Published 9:11 am Monday, November 29, 2004

By By ADAM FISHER / Niles Daily Star
Basketball were bouncing in the gym of Niles High School last week. Though the Niles' boys' team is preparing to begin its 2004-05 season, it wasn't the Vikings who were shooting around.
The players in the high school gym last week were from Cedar Lane alternative school. For the first time ever, Cedar Lane has a basketball team this year that will compete against other alternative schools.
The team was assembled and made possible by Jim Barnhart, a social studies and physical eduation teacher at the school. This summer, Barnhart registered Cedar Lane with the Michigan Alternative Athletic Association (MAAA). The MAAA is the ruling body for alternative schools that participate in sports.
Barnhart, who has taught at Cedar Lane for 15 years, wanted the school to join the association so his students could have a chance to participate in sports. Students at Cedar Lane are not allowed to play sports for Niles.

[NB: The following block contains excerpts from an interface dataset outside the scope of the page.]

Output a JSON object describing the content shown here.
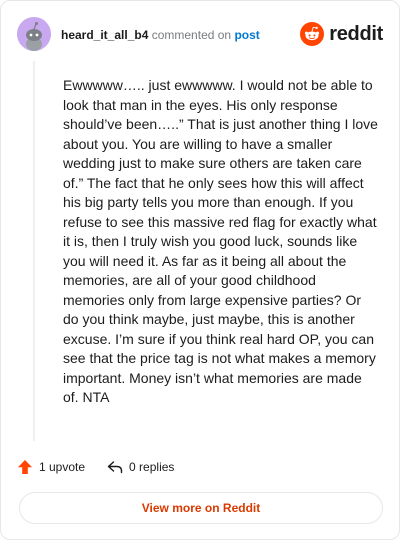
{
  "comment": {
    "author": "heard_it_all_b4",
    "commented_on_text": "commented on",
    "post_link_text": "post",
    "body": "Ewwwww….. just ewwwww. I would not be able to look that man in the eyes. His only response should’ve been…..” That is just another thing I love about you. You are willing to have a smaller wedding just to make sure others are taken care of.” The fact that he only sees how this will affect his big party tells you more than enough. If you refuse to see this massive red flag for exactly what it is, then I truly wish you good luck, sounds like you will need it. As far as it being all about the memories, are all of your good childhood memories only from large expensive parties? Or do you think maybe, just maybe, this is another excuse. I’m sure if you think real hard OP, you can see that the price tag is not what makes a memory important. Money isn’t what memories are made of. NTA",
    "upvote_text": "1 upvote",
    "replies_text": "0 replies"
  },
  "brand": {
    "name": "reddit",
    "accent_color": "#ff4500"
  },
  "footer": {
    "view_more_label": "View more on Reddit"
  },
  "icons": {
    "avatar": "snoo-avatar-icon",
    "logo": "reddit-logo-icon",
    "upvote": "upvote-arrow-icon",
    "reply": "reply-arrow-icon"
  }
}
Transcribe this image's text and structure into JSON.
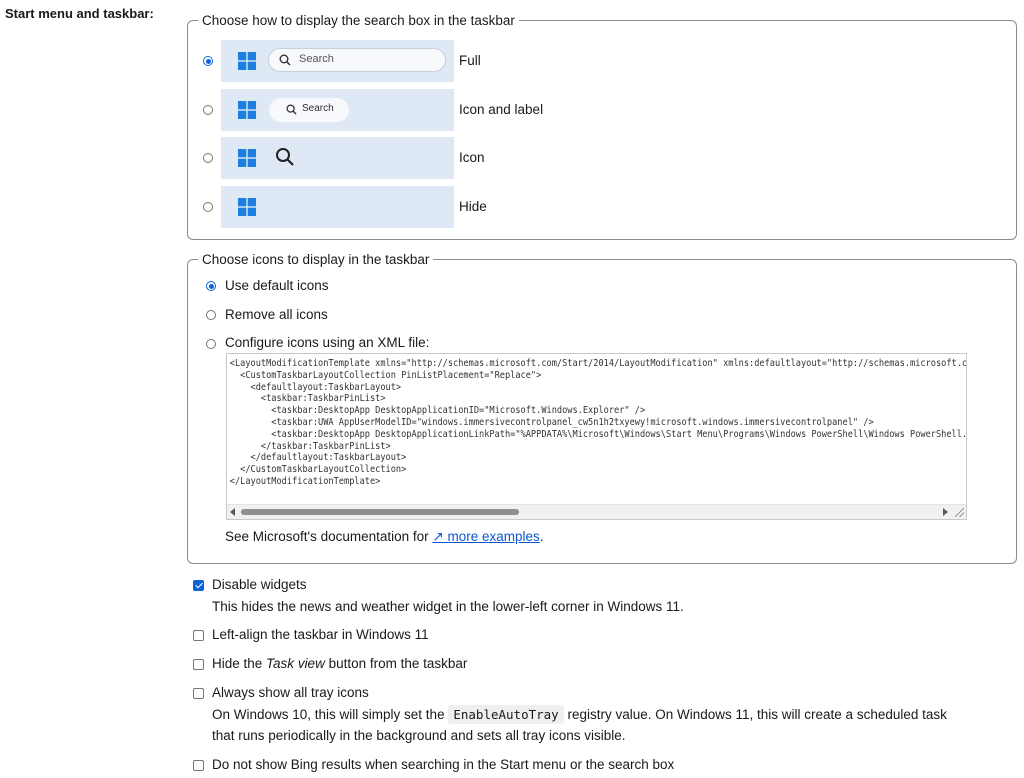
{
  "section_label": "Start menu and taskbar:",
  "search_group": {
    "legend": "Choose how to display the search box in the taskbar",
    "search_placeholder": "Search",
    "options": [
      {
        "label": "Full",
        "checked": true
      },
      {
        "label": "Icon and label",
        "checked": false
      },
      {
        "label": "Icon",
        "checked": false
      },
      {
        "label": "Hide",
        "checked": false
      }
    ]
  },
  "icons_group": {
    "legend": "Choose icons to display in the taskbar",
    "options": [
      {
        "label": "Use default icons",
        "checked": true
      },
      {
        "label": "Remove all icons",
        "checked": false
      },
      {
        "label": "Configure icons using an XML file:",
        "checked": false
      }
    ],
    "xml": "<LayoutModificationTemplate xmlns=\"http://schemas.microsoft.com/Start/2014/LayoutModification\" xmlns:defaultlayout=\"http://schemas.microsoft.com/Start/2014/FullDefaultLayout\"\n  <CustomTaskbarLayoutCollection PinListPlacement=\"Replace\">\n    <defaultlayout:TaskbarLayout>\n      <taskbar:TaskbarPinList>\n        <taskbar:DesktopApp DesktopApplicationID=\"Microsoft.Windows.Explorer\" />\n        <taskbar:UWA AppUserModelID=\"windows.immersivecontrolpanel_cw5n1h2txyewy!microsoft.windows.immersivecontrolpanel\" />\n        <taskbar:DesktopApp DesktopApplicationLinkPath=\"%APPDATA%\\Microsoft\\Windows\\Start Menu\\Programs\\Windows PowerShell\\Windows PowerShell.lnk\" />\n      </taskbar:TaskbarPinList>\n    </defaultlayout:TaskbarLayout>\n  </CustomTaskbarLayoutCollection>\n</LayoutModificationTemplate>",
    "doc_prefix": "See Microsoft's documentation for ",
    "doc_link_icon": "↗",
    "doc_link": "more examples",
    "doc_suffix": "."
  },
  "checkboxes": [
    {
      "label": "Disable widgets",
      "checked": true,
      "desc": "This hides the news and weather widget in the lower-left corner in Windows 11."
    },
    {
      "label": "Left-align the taskbar in Windows 11",
      "checked": false
    },
    {
      "label_pre": "Hide the ",
      "label_em": "Task view",
      "label_post": " button from the taskbar",
      "checked": false
    },
    {
      "label": "Always show all tray icons",
      "checked": false,
      "desc_pre": "On Windows 10, this will simply set the ",
      "desc_code": "EnableAutoTray",
      "desc_post": " registry value. On Windows 11, this will create a scheduled task",
      "desc_line2": "that runs periodically in the background and sets all tray icons visible."
    },
    {
      "label": "Do not show Bing results when searching in the Start menu or the search box",
      "checked": false
    }
  ],
  "colors": {
    "accent": "#0a64d8",
    "preview_bg": "#dfe9f5",
    "link": "#0b57d0"
  }
}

Cedar Lane students don't have many extra-curricular activities available to them, said Barnhart, who coached eighth grade basketball and junior varsity softball at Niles in the past. He thought sports would be the perfect way to get the kids involved.
Basketball isn't the only sport in which Barnhart hopes to field teams. The MAAA offers a variety of sports - flag football, basketball, chess, bowling, frisbee golf, volleyball and softball. Basketbal and volleyball are co-ed sports.
Volleyball and football are played early in the fall, and Barnhart said Cedar Lane wasn't able to organize teams in time to play. The goal, he said, it to participate in basketball, chess, bowling and softball. Barnhart, along with English teacher Joe Racht, will coach all four teams.
Not only has Barnhart been the catalyst in getting Cedar Lane's athletic program started, but he has worked to get more alternative education teams started in the area. When the school joined the MAAA in August, Barnhart was elected to its board of directors as the representative for southwestern Michigan.
Right now, there are 15-18 alternative schools in the MAAA in his area, Barnhart said. He is trying to encourage more schools to join so Cedar Lane won't have to travel as far to play games. Barnhart said the school's teams are forced to play schools as far away as Lansing, Grand Rapids and even Detroit.
Despite the drive, Barnhart said allowing Cedar Lane students to do something they enjoy that is fun is beneficial for them, not just in the classroom, but in life.